Five Elements of QAPI

Element 2: Governance and Leadership

The governing body and/or administration of the nursing home develops a culture that involves leadership seeking input from facility staff, residents, and their families and/or representatives. The governing body assures adequate resources exist to conduct QAPI efforts. This includes designating one or more persons to be accountable for QAPI; developing leadership and facility-wide training on QAPI; and ensuring staff time, equipment, and technical training as needed. The Governing Body should foster a culture where QAPI is a priority by ensuring that policies are developed to sustain QAPI despite changes in personnel and turnover. Their responsibilities include, setting expectations around safety, quality, rights, choice, and respect by balancing safety with resident-centered rights and choice. The governing body ensures staff accountability, while creating an atmosphere where staff is comfortable identifying and reporting quality problems as well as opportunities for improvement.

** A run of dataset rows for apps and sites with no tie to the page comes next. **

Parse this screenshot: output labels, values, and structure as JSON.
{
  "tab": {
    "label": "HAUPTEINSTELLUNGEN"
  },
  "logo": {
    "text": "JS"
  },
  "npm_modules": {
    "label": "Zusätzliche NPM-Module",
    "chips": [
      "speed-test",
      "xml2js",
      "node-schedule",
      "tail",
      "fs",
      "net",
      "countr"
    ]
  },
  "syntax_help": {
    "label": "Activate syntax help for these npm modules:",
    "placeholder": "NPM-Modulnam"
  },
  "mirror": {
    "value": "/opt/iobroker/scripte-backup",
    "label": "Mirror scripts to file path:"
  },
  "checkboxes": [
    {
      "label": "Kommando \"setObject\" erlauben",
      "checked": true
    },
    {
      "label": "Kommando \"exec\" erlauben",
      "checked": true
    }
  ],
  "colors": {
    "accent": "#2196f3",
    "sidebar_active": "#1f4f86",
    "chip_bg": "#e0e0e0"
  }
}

QAPI is the merger of two complementary approaches to quality management, Quality Assurance (QA) and Performance Improvement (PI). QA and PI combine to form QAPI, a comprehensive approach to ensuring high quality care. Both involve seeking and using information, but they differ in key ways:

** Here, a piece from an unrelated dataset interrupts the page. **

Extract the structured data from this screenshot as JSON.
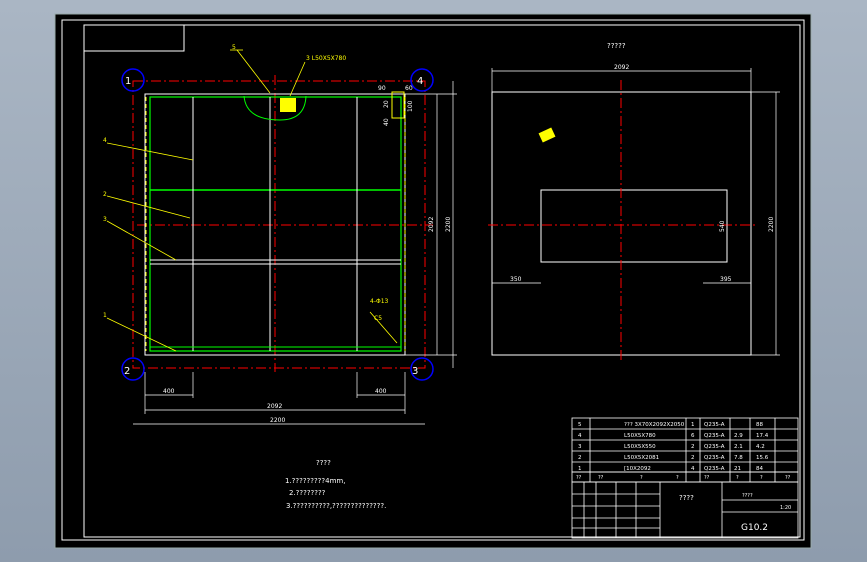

  • QA is a process of meeting quality standards and assuring that care reaches an acceptable level. Nursing homes typically set QA thresholds to comply with regulations. They may also create standards that go beyond regulations. QA is a reactive, retrospective effort to examine why a facility failed to meet certain standards. QA activities do improve quality, but efforts frequently end once the standard is met.
  • PI (also called Quality Improvement - QI) is a proactive and continuous study of processes with the intent to prevent or decrease the likelihood of problems by identifying areas of opportunity and testing new approaches to fix underlying causes of persistent/systemic problems. PI in nursing homes aims to improve processes involved in health care delivery and resident quality of life. PI can make good quality even better.

ELEMENT 2 - Governance and Leadership

How to Engage Residents and Families in QAPI

Residents should have control over their lives, influence decisions which affect them, and know that their opinions and preferences matter. The autonomy, individuality, and dignity inherent in this goal are all part of quality of life. The opinions and priorities of individual residents and family members should guide QAPI. Residents and families can identify quality of life and care issues important to them, and provide feedback on their experiences. Residents and families may also have structural roles in QAPI—they can serve on performance improvement project (PIP) teams and Steering Committees. Residents and families have unique perspectives and can facilitate communication with staff and bring in new ideas.Consider using your Resident Council as a source of input for QAPI. The following questions may be helpful as you consider how to involve residents and families in QAPI:

  • How do you regularly ask for feedback from residents and families? Remember that QAPI Element 3—Feedback, Data Systems, and Monitoring—requires that some of your data are derived from feedback from residents and families.
  • Do you investigate resident and family complaints and generate action plans if validated?
  • How do you create a climate where residents and families are comfortable raising issues?
  • Do you have a resident and/or family council that can help individuals speak in a shared voice to effect change
  • Do you address the concerns raised in resident and family council?
  • Do you have, or would you consider having a resident and/ or family member on your Quality steering committee?
Creating an Environment for QAPI

For QAPI to thrive, nursing homes need to create an environment that balances safety and accountability with fairness and openness. Nursing homes should facilitate communication by adopting a nonpunitive response to medical errors and near misses. They should not adopt a blameless system where no one is held accountable for reckless or careless behavior or intentional rule breaking. Rather, employees should feel comfortable coming forward with useful information in the interest of system safety.

QAPI Five Elements



Element 2 – Governance and Leadership

Understand the QAPI business case

CMS Video:

Nursing Home QAPI – What’s in it for you?

Promote a fair and open culture where staff are comfortable identifying quality problems and opportunities

  • Know your current culture
  • Assess your individual skills, practice, attitude
  • Create a learning organization that drives and reinforces a process for organizational change
  • Distinguish between human error, at risk, and reckless behavior, and respond differently/ appropriately to each
QAPI at a Glance QAPI News Brief - Volume 1

Create a Culture that embraces the principles of QAPI

QAPI at a Glance QAPI News Brief - Volume 1 QAPI Leadership Rounding Tool

Promote engagement and commitment of staff, residents and families in QAPI

QAPI at a Glance QAPI News Brief - Volume 1 Examples of Performance Objectives for Job Descriptions and Performance Reviews

Involve residents and families

  • Focus on the customer needs and expectations
QAPI at a Glance QAPI News Brief - Volume 1